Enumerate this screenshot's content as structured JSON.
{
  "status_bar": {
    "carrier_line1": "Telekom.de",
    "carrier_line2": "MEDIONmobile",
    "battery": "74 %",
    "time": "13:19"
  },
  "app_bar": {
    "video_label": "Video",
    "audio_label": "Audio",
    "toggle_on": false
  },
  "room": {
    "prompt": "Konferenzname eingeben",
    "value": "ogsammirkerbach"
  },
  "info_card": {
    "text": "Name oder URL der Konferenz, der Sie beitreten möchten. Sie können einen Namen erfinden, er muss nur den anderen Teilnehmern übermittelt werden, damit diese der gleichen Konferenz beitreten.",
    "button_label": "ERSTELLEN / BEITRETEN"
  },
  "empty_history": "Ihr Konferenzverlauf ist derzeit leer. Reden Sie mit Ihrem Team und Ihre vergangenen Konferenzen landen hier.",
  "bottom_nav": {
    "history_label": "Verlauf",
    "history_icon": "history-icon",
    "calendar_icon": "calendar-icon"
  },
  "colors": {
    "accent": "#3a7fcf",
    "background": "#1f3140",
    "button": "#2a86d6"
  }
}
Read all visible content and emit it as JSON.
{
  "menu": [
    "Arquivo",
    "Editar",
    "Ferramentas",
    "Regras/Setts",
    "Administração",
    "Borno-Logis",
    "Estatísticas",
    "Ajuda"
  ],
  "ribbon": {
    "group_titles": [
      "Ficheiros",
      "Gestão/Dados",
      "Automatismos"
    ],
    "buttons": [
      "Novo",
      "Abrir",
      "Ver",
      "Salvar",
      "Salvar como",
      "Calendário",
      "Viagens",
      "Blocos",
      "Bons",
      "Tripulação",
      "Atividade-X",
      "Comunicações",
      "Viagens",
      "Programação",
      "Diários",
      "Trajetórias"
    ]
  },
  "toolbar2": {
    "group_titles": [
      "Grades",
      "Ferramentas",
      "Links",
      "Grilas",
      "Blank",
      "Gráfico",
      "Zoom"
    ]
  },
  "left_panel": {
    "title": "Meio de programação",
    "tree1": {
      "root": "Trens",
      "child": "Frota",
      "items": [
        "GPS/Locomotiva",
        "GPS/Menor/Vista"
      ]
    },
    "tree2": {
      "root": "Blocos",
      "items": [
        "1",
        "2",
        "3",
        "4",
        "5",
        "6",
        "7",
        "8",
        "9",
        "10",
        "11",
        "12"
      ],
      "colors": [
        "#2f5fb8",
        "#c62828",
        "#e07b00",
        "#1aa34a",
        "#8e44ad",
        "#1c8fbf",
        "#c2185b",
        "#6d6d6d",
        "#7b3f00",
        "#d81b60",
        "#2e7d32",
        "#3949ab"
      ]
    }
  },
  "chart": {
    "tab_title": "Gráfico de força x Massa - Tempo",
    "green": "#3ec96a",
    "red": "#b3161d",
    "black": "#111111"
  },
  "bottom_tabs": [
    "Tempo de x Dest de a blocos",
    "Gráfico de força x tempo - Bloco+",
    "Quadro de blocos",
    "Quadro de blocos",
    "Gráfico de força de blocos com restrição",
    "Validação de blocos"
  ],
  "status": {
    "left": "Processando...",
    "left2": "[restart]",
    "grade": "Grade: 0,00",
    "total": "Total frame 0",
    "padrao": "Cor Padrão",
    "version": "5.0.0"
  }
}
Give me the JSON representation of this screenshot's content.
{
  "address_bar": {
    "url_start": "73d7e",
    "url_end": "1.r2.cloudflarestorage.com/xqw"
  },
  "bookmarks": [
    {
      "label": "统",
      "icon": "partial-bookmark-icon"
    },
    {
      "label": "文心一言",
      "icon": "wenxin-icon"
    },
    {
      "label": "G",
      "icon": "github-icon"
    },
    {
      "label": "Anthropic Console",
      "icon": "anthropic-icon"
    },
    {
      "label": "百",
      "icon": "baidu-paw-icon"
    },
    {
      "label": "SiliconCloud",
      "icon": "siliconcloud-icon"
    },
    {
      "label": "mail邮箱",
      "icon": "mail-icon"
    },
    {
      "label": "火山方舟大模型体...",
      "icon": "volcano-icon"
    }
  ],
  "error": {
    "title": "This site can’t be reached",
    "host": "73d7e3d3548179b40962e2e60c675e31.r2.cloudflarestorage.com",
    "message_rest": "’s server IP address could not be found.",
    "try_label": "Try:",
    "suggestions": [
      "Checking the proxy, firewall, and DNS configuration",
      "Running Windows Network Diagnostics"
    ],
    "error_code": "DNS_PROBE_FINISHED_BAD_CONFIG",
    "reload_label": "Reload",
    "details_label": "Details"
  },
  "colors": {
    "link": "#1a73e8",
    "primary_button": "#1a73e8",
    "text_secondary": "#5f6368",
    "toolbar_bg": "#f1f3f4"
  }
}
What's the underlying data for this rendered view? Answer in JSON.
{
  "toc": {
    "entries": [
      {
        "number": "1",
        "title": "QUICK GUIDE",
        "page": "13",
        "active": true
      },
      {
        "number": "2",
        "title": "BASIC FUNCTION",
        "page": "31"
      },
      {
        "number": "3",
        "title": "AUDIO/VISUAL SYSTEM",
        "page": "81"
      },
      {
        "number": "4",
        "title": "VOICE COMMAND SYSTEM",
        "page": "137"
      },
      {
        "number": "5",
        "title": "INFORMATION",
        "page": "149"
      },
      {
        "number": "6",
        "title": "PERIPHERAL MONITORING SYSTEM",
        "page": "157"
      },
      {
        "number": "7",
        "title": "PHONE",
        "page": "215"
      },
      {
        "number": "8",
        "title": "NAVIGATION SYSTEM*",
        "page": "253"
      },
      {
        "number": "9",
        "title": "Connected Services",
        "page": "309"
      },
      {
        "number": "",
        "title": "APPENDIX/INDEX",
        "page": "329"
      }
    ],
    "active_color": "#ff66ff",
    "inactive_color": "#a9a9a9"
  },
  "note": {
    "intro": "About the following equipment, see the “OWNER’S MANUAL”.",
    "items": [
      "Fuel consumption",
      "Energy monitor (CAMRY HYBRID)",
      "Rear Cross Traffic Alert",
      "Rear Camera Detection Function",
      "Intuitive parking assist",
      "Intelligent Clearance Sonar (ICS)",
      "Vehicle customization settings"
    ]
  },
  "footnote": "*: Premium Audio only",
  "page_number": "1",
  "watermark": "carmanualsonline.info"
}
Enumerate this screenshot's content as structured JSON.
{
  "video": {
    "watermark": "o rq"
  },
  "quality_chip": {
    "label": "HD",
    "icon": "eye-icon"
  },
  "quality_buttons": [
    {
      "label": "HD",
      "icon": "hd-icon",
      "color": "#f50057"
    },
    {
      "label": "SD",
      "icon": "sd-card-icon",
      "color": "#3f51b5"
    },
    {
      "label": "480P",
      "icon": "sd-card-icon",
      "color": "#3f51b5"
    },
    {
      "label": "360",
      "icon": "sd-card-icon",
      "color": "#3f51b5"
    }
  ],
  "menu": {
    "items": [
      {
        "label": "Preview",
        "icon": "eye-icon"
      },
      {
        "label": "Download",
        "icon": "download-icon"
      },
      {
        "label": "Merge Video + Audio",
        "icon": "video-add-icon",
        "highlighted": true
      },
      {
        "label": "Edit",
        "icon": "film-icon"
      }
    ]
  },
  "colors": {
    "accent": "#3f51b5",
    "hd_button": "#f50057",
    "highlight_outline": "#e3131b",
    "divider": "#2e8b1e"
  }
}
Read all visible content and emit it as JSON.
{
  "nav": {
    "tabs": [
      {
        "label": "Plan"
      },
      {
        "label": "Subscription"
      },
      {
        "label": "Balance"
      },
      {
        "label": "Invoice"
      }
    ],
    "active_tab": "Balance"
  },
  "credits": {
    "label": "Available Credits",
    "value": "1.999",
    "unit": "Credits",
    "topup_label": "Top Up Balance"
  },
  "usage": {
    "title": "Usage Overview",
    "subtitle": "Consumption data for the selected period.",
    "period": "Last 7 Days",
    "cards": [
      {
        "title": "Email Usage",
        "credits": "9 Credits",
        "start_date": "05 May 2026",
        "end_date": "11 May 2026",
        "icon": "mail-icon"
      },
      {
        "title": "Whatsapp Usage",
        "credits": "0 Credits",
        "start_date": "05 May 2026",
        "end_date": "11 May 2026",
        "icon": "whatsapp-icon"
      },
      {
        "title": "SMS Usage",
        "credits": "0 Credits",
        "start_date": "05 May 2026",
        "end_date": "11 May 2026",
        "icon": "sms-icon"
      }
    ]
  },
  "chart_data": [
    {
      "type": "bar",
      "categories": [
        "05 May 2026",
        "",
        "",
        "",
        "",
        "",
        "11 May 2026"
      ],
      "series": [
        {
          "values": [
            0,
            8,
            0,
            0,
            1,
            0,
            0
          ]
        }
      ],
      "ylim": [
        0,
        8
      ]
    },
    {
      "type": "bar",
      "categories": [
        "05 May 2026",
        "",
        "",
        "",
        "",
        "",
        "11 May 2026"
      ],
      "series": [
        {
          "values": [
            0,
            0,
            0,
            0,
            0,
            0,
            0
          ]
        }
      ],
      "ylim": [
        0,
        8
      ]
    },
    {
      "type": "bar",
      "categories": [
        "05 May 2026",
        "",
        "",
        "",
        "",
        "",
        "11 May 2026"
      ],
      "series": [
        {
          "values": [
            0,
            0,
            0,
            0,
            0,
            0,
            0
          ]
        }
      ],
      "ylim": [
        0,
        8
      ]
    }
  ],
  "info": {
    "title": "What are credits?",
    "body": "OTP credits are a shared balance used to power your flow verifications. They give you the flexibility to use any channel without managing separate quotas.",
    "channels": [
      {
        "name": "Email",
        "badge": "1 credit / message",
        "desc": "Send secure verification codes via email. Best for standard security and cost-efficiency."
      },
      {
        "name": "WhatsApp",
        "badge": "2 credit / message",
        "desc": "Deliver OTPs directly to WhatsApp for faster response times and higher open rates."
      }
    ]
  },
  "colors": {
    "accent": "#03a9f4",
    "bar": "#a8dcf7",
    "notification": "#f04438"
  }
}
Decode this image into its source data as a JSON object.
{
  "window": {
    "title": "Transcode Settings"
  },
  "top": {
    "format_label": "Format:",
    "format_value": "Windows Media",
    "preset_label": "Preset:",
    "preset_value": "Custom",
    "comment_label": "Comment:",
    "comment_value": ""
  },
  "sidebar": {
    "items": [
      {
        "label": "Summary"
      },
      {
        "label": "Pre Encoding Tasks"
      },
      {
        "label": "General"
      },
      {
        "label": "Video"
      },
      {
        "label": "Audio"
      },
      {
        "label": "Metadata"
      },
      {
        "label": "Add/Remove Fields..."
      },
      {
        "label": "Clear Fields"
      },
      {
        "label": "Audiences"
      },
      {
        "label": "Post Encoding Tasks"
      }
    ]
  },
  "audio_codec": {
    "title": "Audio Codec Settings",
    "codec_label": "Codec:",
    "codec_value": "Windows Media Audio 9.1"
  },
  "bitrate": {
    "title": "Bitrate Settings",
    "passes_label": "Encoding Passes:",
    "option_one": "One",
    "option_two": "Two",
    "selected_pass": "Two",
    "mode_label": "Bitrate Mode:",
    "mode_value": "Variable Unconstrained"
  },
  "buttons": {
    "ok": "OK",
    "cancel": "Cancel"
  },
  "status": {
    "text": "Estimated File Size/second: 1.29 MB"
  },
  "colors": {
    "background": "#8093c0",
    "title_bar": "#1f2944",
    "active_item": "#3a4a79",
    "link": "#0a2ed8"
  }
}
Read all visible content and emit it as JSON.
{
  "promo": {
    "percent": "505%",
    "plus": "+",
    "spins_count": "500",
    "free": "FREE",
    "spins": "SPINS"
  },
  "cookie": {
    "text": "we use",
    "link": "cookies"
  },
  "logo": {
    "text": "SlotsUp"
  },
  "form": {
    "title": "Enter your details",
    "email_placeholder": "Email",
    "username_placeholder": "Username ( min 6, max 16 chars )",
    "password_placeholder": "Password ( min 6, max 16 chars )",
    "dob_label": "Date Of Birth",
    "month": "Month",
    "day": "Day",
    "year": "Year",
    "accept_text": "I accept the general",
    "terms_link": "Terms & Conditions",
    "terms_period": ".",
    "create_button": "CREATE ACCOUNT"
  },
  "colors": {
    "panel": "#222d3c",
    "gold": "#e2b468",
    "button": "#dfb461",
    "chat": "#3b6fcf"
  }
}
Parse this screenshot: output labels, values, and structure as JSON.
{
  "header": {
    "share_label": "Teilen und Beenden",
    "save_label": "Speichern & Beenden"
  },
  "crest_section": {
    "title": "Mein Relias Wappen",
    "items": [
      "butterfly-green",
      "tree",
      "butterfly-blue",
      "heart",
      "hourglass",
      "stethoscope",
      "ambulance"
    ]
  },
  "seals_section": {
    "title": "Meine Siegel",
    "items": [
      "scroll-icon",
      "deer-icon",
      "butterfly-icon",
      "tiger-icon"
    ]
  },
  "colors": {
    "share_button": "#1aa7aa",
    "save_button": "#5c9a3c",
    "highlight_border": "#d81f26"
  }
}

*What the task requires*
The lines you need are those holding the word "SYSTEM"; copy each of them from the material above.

*Task output*
        "title": "AUDIO/VISUAL SYSTEM",
        "title": "VOICE COMMAND SYSTEM",
        "title": "PERIPHERAL MONITORING SYSTEM",
        "title": "NAVIGATION SYSTEM*",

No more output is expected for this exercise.